Key words are highlighted throughout the text in bold.

The sociology of gender and related knowledge sometimes uses lan­guage that may be unfamiliar or have different meanings to those used in everyday life. Terminology and jargon are the same thing depending on whether you understand them or not. Having specific terms with specific meanings is useful as a shorthand way of dealing with ideas that can otherwise take some time to explain. Defining the most crucial terms can serve as a way to introduce the kinds of things with which this book is concerned. The first thing to deal with is the distinction sociologists have made since the 1970s between sex (biological differ­ences between males and females) and gender (socially produced differences between being feminine and being masculine). Later the book will return to the question of how distinct gender is from sex. However, it is generally agreed that gender differences are to be under­stood as a central feature of patriarchy, a social system in which men have come to be dominant in relation to women. There are, as we shall see, questions around to what extent gender is imposed on individuals as a result of the material conditions and social structures in which they live. Within sociology, ‘material’ has meant various things. Karl Marx, whose thought forms a good deal of the foundations of sociology, was

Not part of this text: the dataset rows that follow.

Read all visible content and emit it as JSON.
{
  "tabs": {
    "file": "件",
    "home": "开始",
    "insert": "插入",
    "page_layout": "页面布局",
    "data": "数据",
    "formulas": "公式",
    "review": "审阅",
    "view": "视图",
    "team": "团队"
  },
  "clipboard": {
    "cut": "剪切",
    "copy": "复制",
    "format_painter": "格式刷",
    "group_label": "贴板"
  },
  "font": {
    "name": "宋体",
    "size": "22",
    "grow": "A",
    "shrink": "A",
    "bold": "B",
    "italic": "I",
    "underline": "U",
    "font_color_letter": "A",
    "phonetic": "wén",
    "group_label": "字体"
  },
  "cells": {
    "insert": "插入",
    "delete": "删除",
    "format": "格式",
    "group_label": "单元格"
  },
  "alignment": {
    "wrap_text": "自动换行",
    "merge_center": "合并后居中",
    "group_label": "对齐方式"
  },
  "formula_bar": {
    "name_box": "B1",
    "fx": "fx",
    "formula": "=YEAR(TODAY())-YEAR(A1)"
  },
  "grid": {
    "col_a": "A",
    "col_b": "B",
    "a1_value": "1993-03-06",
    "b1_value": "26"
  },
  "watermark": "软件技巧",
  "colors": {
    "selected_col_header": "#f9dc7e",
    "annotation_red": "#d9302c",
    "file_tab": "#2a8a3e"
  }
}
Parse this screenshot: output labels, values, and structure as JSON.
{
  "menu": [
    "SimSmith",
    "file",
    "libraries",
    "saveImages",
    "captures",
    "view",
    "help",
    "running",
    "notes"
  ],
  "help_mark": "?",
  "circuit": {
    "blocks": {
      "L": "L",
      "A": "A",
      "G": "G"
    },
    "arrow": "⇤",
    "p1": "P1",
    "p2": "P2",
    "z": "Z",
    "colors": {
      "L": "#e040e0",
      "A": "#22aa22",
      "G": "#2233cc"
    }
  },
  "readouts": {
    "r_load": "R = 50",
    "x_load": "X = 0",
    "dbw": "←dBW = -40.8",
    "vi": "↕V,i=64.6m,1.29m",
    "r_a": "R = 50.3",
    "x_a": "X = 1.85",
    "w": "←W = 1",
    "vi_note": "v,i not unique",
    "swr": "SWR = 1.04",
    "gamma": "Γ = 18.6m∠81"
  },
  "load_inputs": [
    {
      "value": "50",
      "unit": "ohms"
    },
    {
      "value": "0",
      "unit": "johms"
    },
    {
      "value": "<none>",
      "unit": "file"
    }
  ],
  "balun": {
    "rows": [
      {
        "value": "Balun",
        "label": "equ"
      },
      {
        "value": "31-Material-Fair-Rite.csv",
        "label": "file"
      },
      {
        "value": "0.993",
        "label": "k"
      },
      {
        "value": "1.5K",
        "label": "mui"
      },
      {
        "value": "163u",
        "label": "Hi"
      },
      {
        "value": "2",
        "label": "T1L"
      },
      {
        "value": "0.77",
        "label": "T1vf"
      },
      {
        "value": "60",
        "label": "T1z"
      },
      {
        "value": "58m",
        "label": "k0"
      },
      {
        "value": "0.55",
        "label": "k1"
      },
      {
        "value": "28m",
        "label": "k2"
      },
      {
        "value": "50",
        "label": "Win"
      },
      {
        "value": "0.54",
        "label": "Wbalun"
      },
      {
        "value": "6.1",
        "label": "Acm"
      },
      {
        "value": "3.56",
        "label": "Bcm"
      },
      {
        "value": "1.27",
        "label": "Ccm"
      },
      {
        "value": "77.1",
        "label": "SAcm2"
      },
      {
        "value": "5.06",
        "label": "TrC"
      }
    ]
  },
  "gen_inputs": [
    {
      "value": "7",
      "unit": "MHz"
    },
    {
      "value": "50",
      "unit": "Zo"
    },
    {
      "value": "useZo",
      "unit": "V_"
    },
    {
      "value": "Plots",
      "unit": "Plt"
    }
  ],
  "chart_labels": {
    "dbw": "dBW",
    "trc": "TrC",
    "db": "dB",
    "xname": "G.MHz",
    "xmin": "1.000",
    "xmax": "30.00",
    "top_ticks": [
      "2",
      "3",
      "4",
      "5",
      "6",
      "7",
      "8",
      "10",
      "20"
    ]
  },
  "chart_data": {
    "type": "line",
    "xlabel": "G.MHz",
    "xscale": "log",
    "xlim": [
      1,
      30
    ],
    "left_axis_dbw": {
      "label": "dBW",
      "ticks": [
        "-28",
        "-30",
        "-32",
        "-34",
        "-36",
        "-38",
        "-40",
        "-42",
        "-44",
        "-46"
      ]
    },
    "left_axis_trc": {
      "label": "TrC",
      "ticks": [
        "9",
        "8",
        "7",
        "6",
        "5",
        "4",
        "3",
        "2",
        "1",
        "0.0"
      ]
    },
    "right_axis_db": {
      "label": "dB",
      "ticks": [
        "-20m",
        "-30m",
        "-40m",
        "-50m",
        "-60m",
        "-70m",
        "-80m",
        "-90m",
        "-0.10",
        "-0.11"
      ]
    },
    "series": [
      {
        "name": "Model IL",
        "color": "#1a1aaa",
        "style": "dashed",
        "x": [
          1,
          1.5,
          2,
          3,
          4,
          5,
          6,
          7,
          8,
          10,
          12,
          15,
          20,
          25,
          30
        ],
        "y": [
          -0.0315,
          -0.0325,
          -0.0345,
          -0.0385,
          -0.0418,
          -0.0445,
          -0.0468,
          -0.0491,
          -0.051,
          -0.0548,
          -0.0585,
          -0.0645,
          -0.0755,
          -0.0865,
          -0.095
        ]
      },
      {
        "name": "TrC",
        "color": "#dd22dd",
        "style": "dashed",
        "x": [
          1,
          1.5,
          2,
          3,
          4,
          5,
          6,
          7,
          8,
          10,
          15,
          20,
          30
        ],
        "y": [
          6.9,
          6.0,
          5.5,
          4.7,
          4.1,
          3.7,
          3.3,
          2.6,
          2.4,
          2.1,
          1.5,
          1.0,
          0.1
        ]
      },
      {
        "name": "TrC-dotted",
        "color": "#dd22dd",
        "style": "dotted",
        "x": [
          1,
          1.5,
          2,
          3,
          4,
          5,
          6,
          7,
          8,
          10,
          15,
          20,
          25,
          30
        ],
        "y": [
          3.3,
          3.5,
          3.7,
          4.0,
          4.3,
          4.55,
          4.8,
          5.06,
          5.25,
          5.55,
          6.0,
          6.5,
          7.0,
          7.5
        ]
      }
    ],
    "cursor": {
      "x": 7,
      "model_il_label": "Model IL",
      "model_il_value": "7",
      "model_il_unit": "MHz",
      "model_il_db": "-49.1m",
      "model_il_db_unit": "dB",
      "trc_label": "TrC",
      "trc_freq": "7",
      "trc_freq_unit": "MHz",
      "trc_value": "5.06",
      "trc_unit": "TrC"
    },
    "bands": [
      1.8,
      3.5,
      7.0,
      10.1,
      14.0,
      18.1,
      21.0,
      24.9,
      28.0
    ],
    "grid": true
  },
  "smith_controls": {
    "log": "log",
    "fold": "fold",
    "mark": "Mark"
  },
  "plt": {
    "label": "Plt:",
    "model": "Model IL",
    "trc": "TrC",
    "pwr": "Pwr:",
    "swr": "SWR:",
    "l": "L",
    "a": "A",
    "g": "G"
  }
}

particularly concerned with how societies were organized, or structured, around meeting material needs, such as the need for food and shelter. He argues that people’s lives were determined by how a society organized the production of the things needed to survive. This was an emphasis on the economic, meaning the producing, managing and distributing of resources within society. Marx argued that industrialization instituted a new economic system called capitalism based on employers exploiting workers’ labour (only paying a wage not a share of the profits) and accu­mulating for themselves the wealth resulting from selling things. However, material is a term that has taken on broader meanings in more recent years, especially with regard to gender. Now it is maintained that the material may include a wider range of things, not just the things we need to survive but our bodies as things (Rahman and Witz, 2003).Yet widening what is meant by material has been only part of the story of developing understandings of gender. For sociologists the key has been to see gender as a social construction (something created by the social environment).An appreciation of how material conditions produce gen­der will be discussed but this book also looks at the importance of discourses (systematized ways of talking and thinking) in how gender operates. Medical and scientific discourses, for example, have been important in constructing gender. It is important to understand the part that ideas and meanings play in the social construction of femininity and masculinity. There are of course sociological discourses on gender and our discussion begins with a history of these ideas.